The apartment is a spacious 107 square meters (1150 square feet), with one bedroom and 1.5 baths. It’s in a luxury building with views of both the ocean and the Panama Canal.

The developer has a promotional cash-only offer of just US$275,000 for this one-bed unit. Two- and three-bedroom units are also available, and financing is available. Learn more here.


Ambergris Caye is my first choice as an investor since it gets most of Belize’s tourism visits and expat traffic.

On Ambergris Caye, I’d stay within a short distance of San Pedro Town, with its abundance of restaurants and shops… not to mention the airport.

The Marriott Residences project is a Marriott-branded, high-end condo hotel, right on the waterfront, and a close walk to San Pedro Town.

In addition to enjoying the beach here, I took a snorkeling trip from their dock, and experienced some of the best reef snorkeling I’ve ever seen.

Offering studios, one-, two-, and three-bedroom condominiums, this sophisticated resort sits directly on a white-sand beach with turquoise-blue Caribbean waters. The old world, British Colonial design echoes Belize’s rich British heritage.

Of the condos offered for private ownership, prices start at US$319,900 and go up to almost US$900k. Take a look here for more about Marriott Residences Belize Ambergris Caye.

If you’d prefer to shop the island-wide open market, contact my friend Rachel, who has been immersed in the market here for the past 10 years. You can get in touch with her here.

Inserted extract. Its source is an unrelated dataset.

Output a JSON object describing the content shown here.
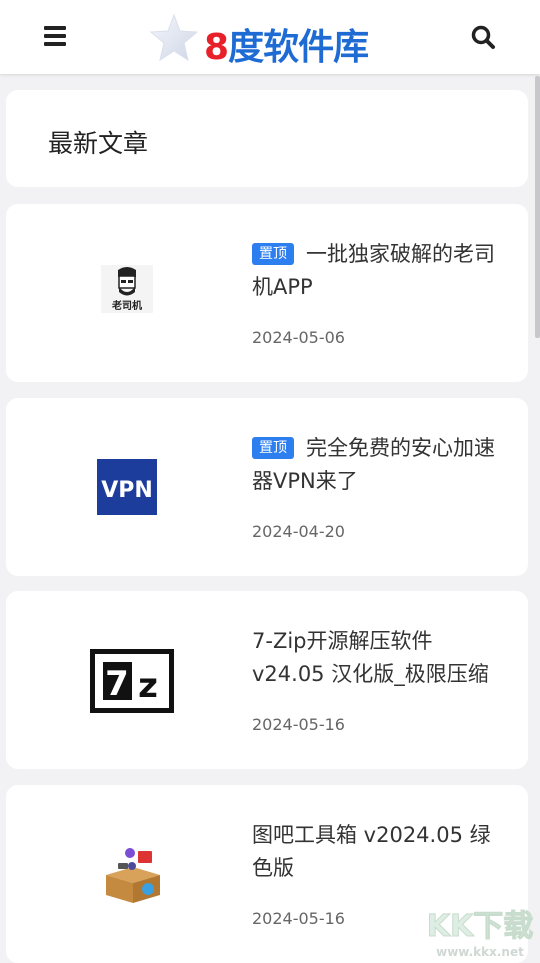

Lee Harrison
Lee Harrison
Contributor, Global Property Advisor